display your own individual taste when you sew.
I: Did you make that uh?
S: No mam, I didn't.
I: That's a very pretty--I don't know what you call it, just
a smock I know. Everybody's wearing smocks this year.
I: So, that's a very pretty one. I'll bet you could make one
S: I've made two but they're not exactly like this.
I: Uh huh. Do you think a person can express themselves
just as well sewing as they can making pottery?
S: I don't know. I think--I think they could.
I: Uh, do you sew often, I mean every
S: I sew, most every day, I think. /I don't do it for
myself, I'm always fixing something for my brother, or
my sister, or my mother.
I: _that can sew?
S: Well, my mother sews and I got that from her and I started
sewing when I was 11, then, my sister picked it up too. So,
most everybody in our house can sew.
I: That's real good. Do you think the other kids out on the
reservation in that area enjoy doing things like that?
AT 55 A page 17
S: Mos f the girls don't know how to sew. I don't know
what they do, and they don't know how to cook either.
I think they just--they're just there, not doing anything.
I: Uh huh. Do you think this is because of their situation
in their home, maybe.
S: Yes mam. If their mother's don't try to teach them anything,
they just don't want to learn.
I: Do many of the people still make quilts and things like
S: Yes mam. A lot of them do. Not as much as they used to.
I the past few years, it's slacked off a lot.
I: Uh, where do you go to church, Pam.
S: Uhm, I go to church at the Church of Jesus Christ of
Later Day Saints, but, we're all called Mormons.
I: Your parents were both Mormons?
S: Yes mam.
I: Uh, was your mother a Mormon from childhood?
S: No mam, she was converted in 1958.
I: Is she from Rock Hill, too?
S: No mam. She's from Georgia.
I: Her home's in Georgia.
S: Yes mam.
I: Uh, are you native in church with your family.
S: Not as a family but, my mother and I and my sister and
one brother, we're all very active.
I: /You enjoy your church activities?
S: Yes man. I love them.
I: What are some of the things you enjoy doing?
CAT 55 a page 18
S: Well, I--right now I f _- iS practicing for a football
thing in one of cour states and we just--in the mornings
at ten minutes to 7 we go to a bible class and I love that.
We just have different activities every month.
I: That's kind of early to get up in the morning, isn't it?
S: I'm used to it now.
I: You got used to it. Uh, do you consider yourself an active
S: Yes mam.
I: Yo u like to keep busy?
S: Yes mam.
I: Do you consider your parents strict or lenient?
S: I think they're both. They have this thing about I
couldn't date until I was fifteen, but I didn't mind that
too much, but, they think I'm supposed to double date
until I'm eighteen because they cbn't want me to go

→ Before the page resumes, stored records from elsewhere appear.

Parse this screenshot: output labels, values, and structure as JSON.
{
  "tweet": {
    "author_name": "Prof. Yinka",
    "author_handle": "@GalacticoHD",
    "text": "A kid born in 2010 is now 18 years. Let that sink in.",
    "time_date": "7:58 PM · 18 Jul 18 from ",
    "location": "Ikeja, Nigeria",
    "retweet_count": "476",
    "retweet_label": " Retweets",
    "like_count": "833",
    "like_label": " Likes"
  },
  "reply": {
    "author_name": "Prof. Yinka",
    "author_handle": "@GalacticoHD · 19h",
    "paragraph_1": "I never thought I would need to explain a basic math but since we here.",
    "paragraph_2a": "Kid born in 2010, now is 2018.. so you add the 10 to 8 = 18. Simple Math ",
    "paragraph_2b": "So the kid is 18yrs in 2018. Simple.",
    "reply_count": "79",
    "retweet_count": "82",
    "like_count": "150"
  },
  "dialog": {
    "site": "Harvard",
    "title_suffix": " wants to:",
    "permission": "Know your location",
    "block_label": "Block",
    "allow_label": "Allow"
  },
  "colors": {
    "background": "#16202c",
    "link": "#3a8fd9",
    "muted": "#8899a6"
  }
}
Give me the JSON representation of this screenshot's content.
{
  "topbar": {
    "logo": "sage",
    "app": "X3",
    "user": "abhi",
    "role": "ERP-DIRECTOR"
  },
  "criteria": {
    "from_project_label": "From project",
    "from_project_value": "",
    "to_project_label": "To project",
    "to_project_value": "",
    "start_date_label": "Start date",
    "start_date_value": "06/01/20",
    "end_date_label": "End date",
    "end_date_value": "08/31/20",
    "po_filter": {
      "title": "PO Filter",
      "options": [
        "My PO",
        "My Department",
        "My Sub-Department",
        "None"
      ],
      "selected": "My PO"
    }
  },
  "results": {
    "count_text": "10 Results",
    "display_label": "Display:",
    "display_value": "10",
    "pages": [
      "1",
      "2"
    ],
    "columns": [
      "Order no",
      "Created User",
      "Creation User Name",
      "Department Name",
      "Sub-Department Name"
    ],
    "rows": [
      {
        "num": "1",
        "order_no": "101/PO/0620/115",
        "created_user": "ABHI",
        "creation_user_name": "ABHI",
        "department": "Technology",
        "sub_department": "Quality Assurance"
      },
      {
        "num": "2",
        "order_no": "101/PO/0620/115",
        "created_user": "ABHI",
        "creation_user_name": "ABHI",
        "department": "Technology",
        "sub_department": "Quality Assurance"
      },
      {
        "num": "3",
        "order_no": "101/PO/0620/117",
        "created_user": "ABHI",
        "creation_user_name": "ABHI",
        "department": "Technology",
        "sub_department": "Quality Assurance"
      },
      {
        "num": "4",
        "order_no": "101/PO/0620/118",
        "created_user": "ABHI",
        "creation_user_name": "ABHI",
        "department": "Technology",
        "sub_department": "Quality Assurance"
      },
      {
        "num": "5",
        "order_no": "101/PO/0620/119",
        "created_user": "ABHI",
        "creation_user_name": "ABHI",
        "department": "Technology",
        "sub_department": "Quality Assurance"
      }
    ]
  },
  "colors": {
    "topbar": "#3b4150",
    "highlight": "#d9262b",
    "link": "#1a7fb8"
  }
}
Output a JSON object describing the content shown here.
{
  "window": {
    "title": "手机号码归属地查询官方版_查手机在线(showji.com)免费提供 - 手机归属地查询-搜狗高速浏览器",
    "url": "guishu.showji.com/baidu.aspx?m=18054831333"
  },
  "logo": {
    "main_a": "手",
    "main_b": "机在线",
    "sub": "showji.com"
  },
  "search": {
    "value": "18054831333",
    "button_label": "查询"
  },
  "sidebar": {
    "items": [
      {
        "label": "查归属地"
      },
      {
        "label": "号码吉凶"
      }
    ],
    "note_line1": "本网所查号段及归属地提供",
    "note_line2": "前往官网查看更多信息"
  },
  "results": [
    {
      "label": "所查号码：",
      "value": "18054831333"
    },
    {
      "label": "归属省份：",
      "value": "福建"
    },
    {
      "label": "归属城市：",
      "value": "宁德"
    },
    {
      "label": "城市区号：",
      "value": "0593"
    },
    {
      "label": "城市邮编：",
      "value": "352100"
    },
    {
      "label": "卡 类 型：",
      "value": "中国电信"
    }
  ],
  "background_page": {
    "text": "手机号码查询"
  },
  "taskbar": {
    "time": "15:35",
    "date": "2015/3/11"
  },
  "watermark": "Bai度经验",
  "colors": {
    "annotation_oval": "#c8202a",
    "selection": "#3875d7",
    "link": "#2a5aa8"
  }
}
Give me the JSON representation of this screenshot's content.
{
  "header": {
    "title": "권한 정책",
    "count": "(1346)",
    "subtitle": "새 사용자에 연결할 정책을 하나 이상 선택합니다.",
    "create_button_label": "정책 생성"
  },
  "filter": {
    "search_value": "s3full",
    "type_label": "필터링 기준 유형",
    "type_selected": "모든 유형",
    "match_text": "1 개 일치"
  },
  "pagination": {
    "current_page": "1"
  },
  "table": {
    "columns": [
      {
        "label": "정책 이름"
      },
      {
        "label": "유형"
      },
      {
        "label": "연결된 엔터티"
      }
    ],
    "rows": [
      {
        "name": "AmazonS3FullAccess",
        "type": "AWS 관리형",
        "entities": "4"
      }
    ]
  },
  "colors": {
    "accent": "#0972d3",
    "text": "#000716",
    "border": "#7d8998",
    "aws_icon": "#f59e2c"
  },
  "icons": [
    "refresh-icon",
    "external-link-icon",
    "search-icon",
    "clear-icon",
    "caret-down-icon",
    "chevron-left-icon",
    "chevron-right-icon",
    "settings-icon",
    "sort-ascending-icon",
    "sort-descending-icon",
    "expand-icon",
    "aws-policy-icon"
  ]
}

bad or something.
I: Do you think they're keeping a closer eye on you, a dauther, than
they do pn their ans?
S: Yes mam, I know they do.
I: Okay, do they--do they decide among them who's the head
of the house, or can you tell right now, who the head
of your house is?
S: I can tell you right now, my father is the head of the
I: Okay, uh, he has ths final say-so on
CAT 55 A page 19
I: Everything? Alright, uh, are you going to be strict with
S: Not as strict as my parents were with them. I think
they deprived me of lots of things. If they don't
like the person I'm with they'll tell me. And, they'll
tell me why. But, I think you should be able to make
your own decisions when you're 17 and know what kind of
people you want to be with and what kind of children you
want to raise up yourself.
I: You think then, you're gonna let -your children, when
they're 17, associate with whoever they choose?
S: I'll tell them when I think they're going wrong, but,
they have to make it their own decision theirself because
if you just tell them, "You just can't ass ciate with this
person anymore." they'll go and sneak behind your back
and do it because you see it all the time.
I: Uh, do you have any plans other than this, wht you're gonna
do with your own children? Some deffLnate ideas?
S: I know that I'm gonna be married in the temple and I'm
gonna have all my children_
When we raise we'll do them--have them
I: You re making long range plans, are you?
S: Yes mam. That's what we're taught to do.